Australopithecus afarensis was an upright walking species, but for over four decades scientists have debated about just how much time they spent in the trees, making it one of the most debated issues in human evolution. The findings were published in the October 26 issue of the journal Science, jointly by Doctor David J. Green, an assistant professor of Anatomy at Midwestern University in Downers, Illinois, USA, and Doctor Zeresenay Alemseged of the California Academy of Sciences, based in San Francisco.
The report further detailed the extensive analysis the scientists it did on these rare bones, showing that this species spent part of its daily life climbing trees, in addition to walking on two feet when on the ground.
The report also said that the findings move scientists closer to answering the question of when our ancestors altogether abandoned the climbing of trees. The study suggests this behavior was abandoned much later than was previously thought.
Dr. Zeresenay, assisted by Kenyan lab technician Christopher Kiarie, spent 11 years carefully extracting the two shoulders blades from the rest of Selam’s skeleton, which were encased in a block of sandstone.
The lesser known Selam, found in Dikika, Ethiopia, is the skeleton of a three-year old girl who lived about 3.3 million years ago. It represents the most complete skeleton of its kind to date.
Green and Alemseged also found that, like living apes, the shoulder anatomy of juvenile and adult representatives of A. afarensis were quite similar.
Green further said human scapulae change shape throughout ontogeny in a significantly different manner than that of closely related apes.

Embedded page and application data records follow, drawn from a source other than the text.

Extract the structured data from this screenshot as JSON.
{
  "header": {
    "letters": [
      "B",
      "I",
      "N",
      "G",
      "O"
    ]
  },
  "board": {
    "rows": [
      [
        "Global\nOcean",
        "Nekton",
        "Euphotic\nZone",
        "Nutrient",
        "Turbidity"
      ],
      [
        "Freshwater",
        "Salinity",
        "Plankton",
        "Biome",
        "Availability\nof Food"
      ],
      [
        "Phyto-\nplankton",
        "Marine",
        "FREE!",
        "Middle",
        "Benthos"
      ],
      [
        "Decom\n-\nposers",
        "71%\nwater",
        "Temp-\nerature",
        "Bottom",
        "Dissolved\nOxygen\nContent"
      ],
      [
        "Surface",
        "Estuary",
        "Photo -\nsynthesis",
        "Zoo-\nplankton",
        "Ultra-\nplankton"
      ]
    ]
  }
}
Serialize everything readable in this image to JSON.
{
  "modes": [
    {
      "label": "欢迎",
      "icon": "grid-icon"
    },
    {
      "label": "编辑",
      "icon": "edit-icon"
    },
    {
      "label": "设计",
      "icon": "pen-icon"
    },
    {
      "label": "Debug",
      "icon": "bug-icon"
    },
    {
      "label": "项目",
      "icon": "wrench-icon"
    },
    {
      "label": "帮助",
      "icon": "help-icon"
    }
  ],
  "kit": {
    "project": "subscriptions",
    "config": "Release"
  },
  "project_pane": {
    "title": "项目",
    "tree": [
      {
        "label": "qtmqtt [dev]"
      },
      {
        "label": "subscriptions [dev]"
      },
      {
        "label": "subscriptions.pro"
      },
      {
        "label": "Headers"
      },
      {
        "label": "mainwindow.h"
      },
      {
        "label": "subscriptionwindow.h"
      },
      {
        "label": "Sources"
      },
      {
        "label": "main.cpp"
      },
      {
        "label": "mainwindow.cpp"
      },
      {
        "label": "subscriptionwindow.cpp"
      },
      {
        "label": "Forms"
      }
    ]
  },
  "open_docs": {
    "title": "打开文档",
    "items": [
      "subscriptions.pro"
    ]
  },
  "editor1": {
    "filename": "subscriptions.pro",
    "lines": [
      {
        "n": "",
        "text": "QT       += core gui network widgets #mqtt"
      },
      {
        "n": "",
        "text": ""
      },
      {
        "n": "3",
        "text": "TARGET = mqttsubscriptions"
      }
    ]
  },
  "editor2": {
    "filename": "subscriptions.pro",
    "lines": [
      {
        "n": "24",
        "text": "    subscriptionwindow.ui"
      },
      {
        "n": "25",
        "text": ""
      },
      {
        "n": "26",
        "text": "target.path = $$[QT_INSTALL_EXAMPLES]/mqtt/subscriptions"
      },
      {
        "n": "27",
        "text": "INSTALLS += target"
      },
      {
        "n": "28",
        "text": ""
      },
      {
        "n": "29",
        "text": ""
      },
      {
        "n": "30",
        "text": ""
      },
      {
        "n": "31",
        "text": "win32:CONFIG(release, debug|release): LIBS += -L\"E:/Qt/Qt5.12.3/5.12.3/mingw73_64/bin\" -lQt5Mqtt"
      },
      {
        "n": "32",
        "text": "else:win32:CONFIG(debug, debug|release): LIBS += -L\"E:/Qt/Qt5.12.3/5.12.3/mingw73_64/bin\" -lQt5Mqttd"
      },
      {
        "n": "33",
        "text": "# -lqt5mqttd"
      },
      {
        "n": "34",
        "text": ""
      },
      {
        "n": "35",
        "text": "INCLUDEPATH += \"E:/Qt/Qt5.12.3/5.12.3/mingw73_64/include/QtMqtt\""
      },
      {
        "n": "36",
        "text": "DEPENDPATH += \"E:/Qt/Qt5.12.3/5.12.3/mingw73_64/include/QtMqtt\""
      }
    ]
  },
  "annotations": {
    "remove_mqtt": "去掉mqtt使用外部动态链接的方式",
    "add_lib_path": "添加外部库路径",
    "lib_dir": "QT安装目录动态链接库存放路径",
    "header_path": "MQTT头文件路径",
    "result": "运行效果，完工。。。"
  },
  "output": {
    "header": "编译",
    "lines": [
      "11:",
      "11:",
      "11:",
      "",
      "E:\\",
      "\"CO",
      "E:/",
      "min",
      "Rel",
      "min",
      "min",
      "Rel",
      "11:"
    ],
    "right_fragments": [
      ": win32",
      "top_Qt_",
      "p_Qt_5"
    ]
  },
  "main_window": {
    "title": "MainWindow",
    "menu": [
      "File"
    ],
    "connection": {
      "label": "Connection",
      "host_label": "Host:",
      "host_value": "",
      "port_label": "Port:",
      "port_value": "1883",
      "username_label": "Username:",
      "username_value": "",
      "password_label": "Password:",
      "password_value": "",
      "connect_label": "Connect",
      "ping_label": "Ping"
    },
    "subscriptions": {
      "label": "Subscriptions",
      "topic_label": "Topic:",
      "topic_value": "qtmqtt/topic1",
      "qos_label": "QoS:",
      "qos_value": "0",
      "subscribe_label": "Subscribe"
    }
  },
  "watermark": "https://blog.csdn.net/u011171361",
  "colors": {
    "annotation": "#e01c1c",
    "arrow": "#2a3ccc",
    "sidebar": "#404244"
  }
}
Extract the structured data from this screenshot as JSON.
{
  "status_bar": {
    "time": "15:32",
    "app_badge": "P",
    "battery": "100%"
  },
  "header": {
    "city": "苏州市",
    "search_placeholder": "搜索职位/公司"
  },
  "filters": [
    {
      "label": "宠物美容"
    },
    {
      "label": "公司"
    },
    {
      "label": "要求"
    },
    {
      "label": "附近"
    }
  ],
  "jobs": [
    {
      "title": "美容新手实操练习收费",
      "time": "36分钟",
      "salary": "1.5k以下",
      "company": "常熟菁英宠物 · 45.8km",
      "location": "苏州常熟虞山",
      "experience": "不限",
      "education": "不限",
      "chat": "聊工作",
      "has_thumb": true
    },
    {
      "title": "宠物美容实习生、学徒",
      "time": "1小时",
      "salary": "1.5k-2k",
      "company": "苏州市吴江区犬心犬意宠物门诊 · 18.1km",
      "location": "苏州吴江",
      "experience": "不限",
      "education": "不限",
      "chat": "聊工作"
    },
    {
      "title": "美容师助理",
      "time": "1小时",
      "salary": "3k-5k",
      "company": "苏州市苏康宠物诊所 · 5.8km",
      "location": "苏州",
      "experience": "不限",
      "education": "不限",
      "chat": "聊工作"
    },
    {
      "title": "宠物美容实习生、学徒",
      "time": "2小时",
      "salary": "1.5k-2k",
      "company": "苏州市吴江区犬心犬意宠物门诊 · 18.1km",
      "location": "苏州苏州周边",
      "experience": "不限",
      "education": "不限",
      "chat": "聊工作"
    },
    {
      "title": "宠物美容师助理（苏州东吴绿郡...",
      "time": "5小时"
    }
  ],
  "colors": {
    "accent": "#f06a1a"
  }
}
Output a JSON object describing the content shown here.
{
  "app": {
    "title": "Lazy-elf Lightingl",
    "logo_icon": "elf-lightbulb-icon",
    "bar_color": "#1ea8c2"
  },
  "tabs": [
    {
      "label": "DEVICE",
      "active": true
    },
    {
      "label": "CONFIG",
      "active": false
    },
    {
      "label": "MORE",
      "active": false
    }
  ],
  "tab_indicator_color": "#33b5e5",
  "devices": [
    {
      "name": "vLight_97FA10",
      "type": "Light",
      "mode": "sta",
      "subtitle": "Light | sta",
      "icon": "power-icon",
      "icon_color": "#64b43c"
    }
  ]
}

[Ontogeny is the branch of biology concerned with the development of an individual organism or anatomical or behavioral feature from the earliest stage to maturity.]